Easter Tragedy Spurs Debate over NJ DUI Laws
Are New Jersey DUI laws too lax, or are they not enforced sufficiently? That’s what anti-drunk-driving activists and state legislators are debating after an Easter weekend traffic collision killed an elderly couple and injured several others. Twenty-three-year-old Frank Cabezas was arrested March 26 on multiple charges that include DWI, two counts of death by auto, and multiple counts of assault. Just three weeks earlier, Cabezas had been arrested on a DWI charge, one in a long line of offenses that produced five license suspensions in four years. Remarkably, Cabezas’ license was valid at the time of the Easter weekend crash.
The Cabezas incident and cases have activists calling for a strengthening of New Jersey DUI laws. To address the issue of DUI offenders driving with suspended licenses, MADD, Mothers Against Drunk Driving, is supporting a change in the law that would require first-time DUI offenders to install ignition interlock devices in their cars. Currently, the law only requires ignition interlock after a second conviction.

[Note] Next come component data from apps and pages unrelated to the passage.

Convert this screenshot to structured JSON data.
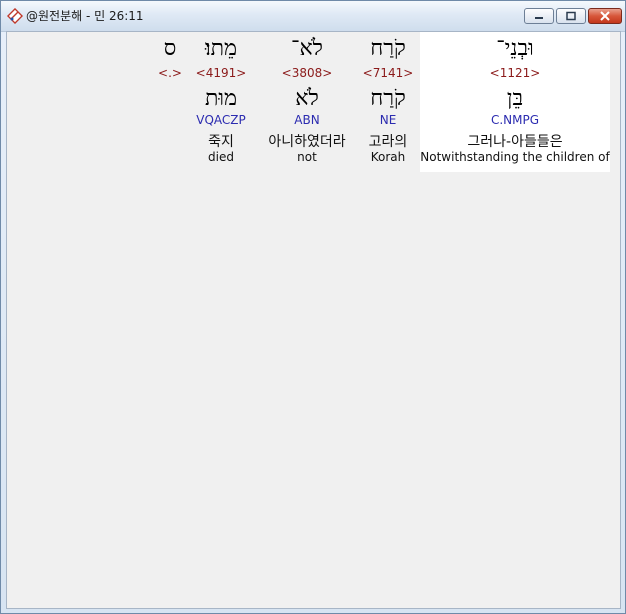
{
  "window": {
    "title": "@원전분해 - 민 26:11"
  },
  "words": [
    {
      "hebrew": "וּבְנֵי־",
      "strong": "<1121>",
      "lexeme": "בֵּן",
      "morph": "C.NMPG",
      "korean": "그러나-아들들은",
      "english": "Notwithstanding the children of",
      "highlighted": true
    },
    {
      "hebrew": "קֹרַח",
      "strong": "<7141>",
      "lexeme": "קֹרַח",
      "morph": "NE",
      "korean": "고라의",
      "english": "Korah",
      "highlighted": false
    },
    {
      "hebrew": "לֹא־",
      "strong": "<3808>",
      "lexeme": "לֹא",
      "morph": "ABN",
      "korean": "아니하였더라",
      "english": "not",
      "highlighted": false
    },
    {
      "hebrew": "מֵתוּ׃",
      "strong": "<4191>",
      "lexeme": "מוּת",
      "morph": "VQACZP",
      "korean": "죽지",
      "english": "died",
      "highlighted": false
    },
    {
      "hebrew": "ס",
      "strong": "<.>",
      "lexeme": "",
      "morph": "",
      "korean": "",
      "english": "",
      "highlighted": false
    }
  ],
  "colors": {
    "strong": "#8b1a1a",
    "morph": "#2b2bb0",
    "highlight": "#ffffff"
  }
}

Governor Christie recently vetoed a bill that included such a provision, because it also reduced the period of license suspension from seven months to three.

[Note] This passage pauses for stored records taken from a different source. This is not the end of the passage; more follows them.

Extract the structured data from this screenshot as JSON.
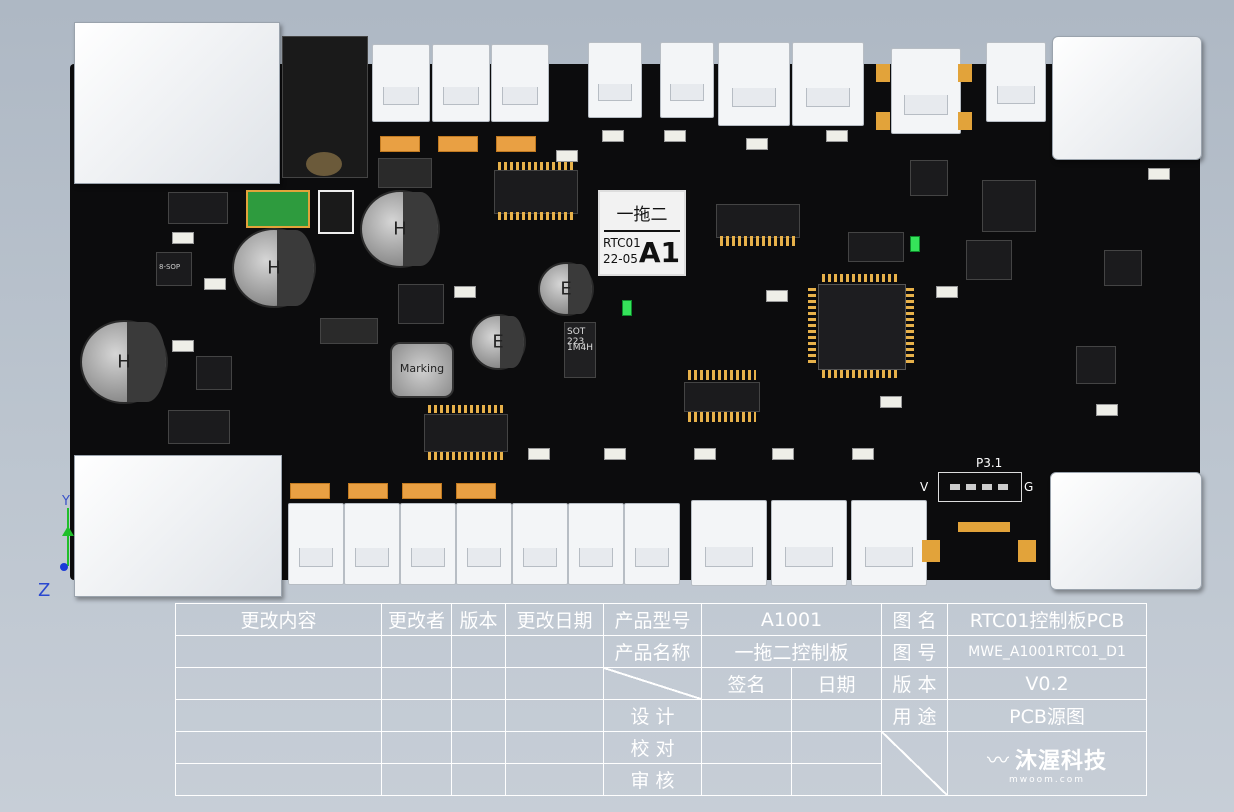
{
  "board": {
    "label_main": "一拖二",
    "label_model": "RTC01",
    "label_date": "22-05",
    "label_rev": "A1",
    "connector_label": "P3.1",
    "connector_left": "V",
    "connector_right": "G",
    "inductor_marking": "Marking",
    "cap_marks": [
      "H",
      "H",
      "H",
      "E",
      "E"
    ],
    "sot_label": "SOT 223",
    "sot_code": "1M4H",
    "soic_label": "8-SOP"
  },
  "axes": {
    "y": "Y",
    "z": "Z"
  },
  "colors": {
    "pcb": "#0c0c0d",
    "pad": "#e2a33a",
    "led": "#35e35a",
    "background": "#b8c1cc"
  },
  "titleblock": {
    "h_change_content": "更改内容",
    "h_changer": "更改者",
    "h_version": "版本",
    "h_change_date": "更改日期",
    "h_model": "产品型号",
    "model": "A1001",
    "h_drawing_name": "图 名",
    "drawing_name": "RTC01控制板PCB",
    "h_product_name": "产品名称",
    "product_name": "一拖二控制板",
    "h_drawing_no": "图 号",
    "drawing_no": "MWE_A1001RTC01_D1",
    "h_sign": "签名",
    "h_date": "日期",
    "h_ver": "版 本",
    "ver": "V0.2",
    "h_design": "设 计",
    "h_usage": "用 途",
    "usage": "PCB源图",
    "h_check": "校 对",
    "h_review": "审 核",
    "company": "沐渥科技",
    "company_sub": "mwoom.com"
  }
}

But lawmakers including Assemblyman John Wisniewski, of Middlesex, favor stricter enforcement of existing laws over new legislation. He questions whether charges are being adequately prosecuted and recommends that DUI suspects be prosecuted “to the fullest extent that the law allows.”

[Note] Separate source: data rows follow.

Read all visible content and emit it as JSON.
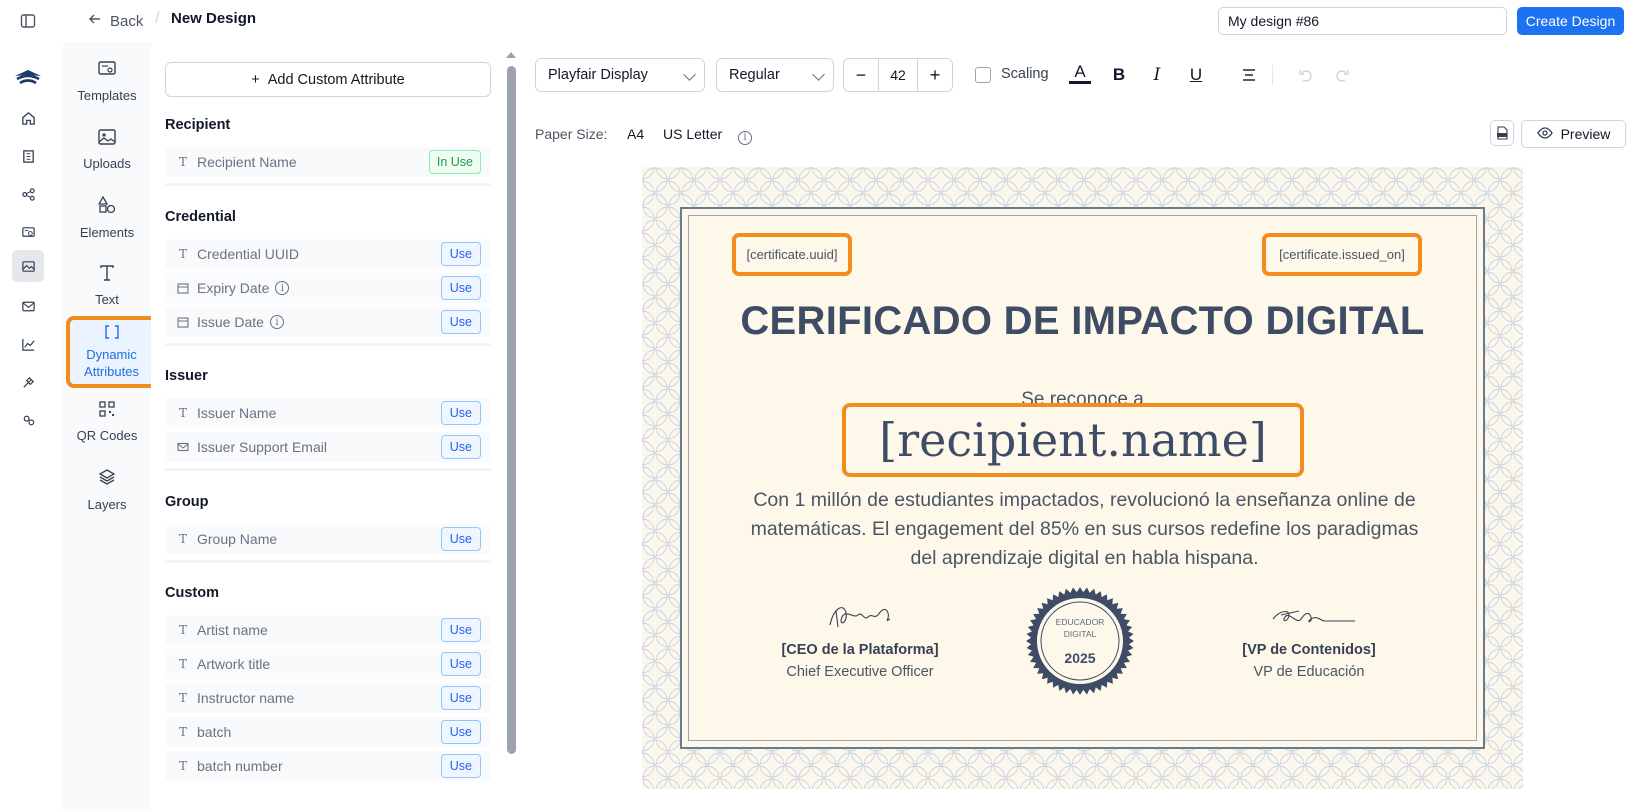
{
  "header": {
    "back_label": "Back",
    "separator": "/",
    "page_title": "New Design",
    "design_name_value": "My design #86",
    "create_label": "Create Design"
  },
  "tools": [
    {
      "label": "Templates",
      "icon": "templates-icon"
    },
    {
      "label": "Uploads",
      "icon": "image-icon"
    },
    {
      "label": "Elements",
      "icon": "shapes-icon"
    },
    {
      "label": "Text",
      "icon": "text-icon"
    },
    {
      "label": "Dynamic Attributes",
      "icon": "brackets-icon"
    },
    {
      "label": "QR Codes",
      "icon": "qr-code-icon"
    },
    {
      "label": "Layers",
      "icon": "layers-icon"
    }
  ],
  "attributes": {
    "add_label": "Add Custom Attribute",
    "use_label": "Use",
    "in_use_label": "In Use",
    "recipient": {
      "title": "Recipient",
      "items": [
        "Recipient Name"
      ]
    },
    "credential": {
      "title": "Credential",
      "items": [
        "Credential UUID",
        "Expiry Date",
        "Issue Date"
      ]
    },
    "issuer": {
      "title": "Issuer",
      "items": [
        "Issuer Name",
        "Issuer Support Email"
      ]
    },
    "group": {
      "title": "Group",
      "items": [
        "Group Name"
      ]
    },
    "custom": {
      "title": "Custom",
      "items": [
        "Artist name",
        "Artwork title",
        "Instructor name",
        "batch",
        "batch number"
      ]
    }
  },
  "toolbar": {
    "font_family": "Playfair Display",
    "font_weight": "Regular",
    "font_size": "42",
    "minus": "−",
    "plus": "+",
    "scaling_label": "Scaling",
    "bold": "B",
    "italic": "I",
    "underline": "U",
    "color_letter": "A"
  },
  "paper": {
    "label": "Paper Size:",
    "options": [
      "A4",
      "US Letter"
    ],
    "preview_label": "Preview"
  },
  "certificate": {
    "uuid_tag": "[certificate.uuid]",
    "issued_tag": "[certificate.issued_on]",
    "title": "CERIFICADO DE IMPACTO DIGITAL",
    "subtitle": "Se reconoce a",
    "recipient": "[recipient.name]",
    "body": "Con 1 millón de estudiantes impactados, revolucionó la enseñanza online de matemáticas. El engagement del 85% en sus cursos redefine los paradigmas del aprendizaje digital en habla hispana.",
    "seal_line1": "EDUCADOR",
    "seal_line2": "DIGITAL",
    "seal_year": "2025",
    "sig_left_name": "[CEO de la Plataforma]",
    "sig_left_role": "Chief Executive Officer",
    "sig_right_name": "[VP de Contenidos]",
    "sig_right_role": "VP de Educación"
  },
  "colors": {
    "accent": "#1d72f2",
    "highlight": "#f28c1c",
    "title": "#3e4d65"
  }
}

Given the current political environment, it is especially prudent not to drink and drive. However, if you find yourself facing DUI prosecution to “the fullest extent” of the law, you should be very careful about the attorney you choose to represent you.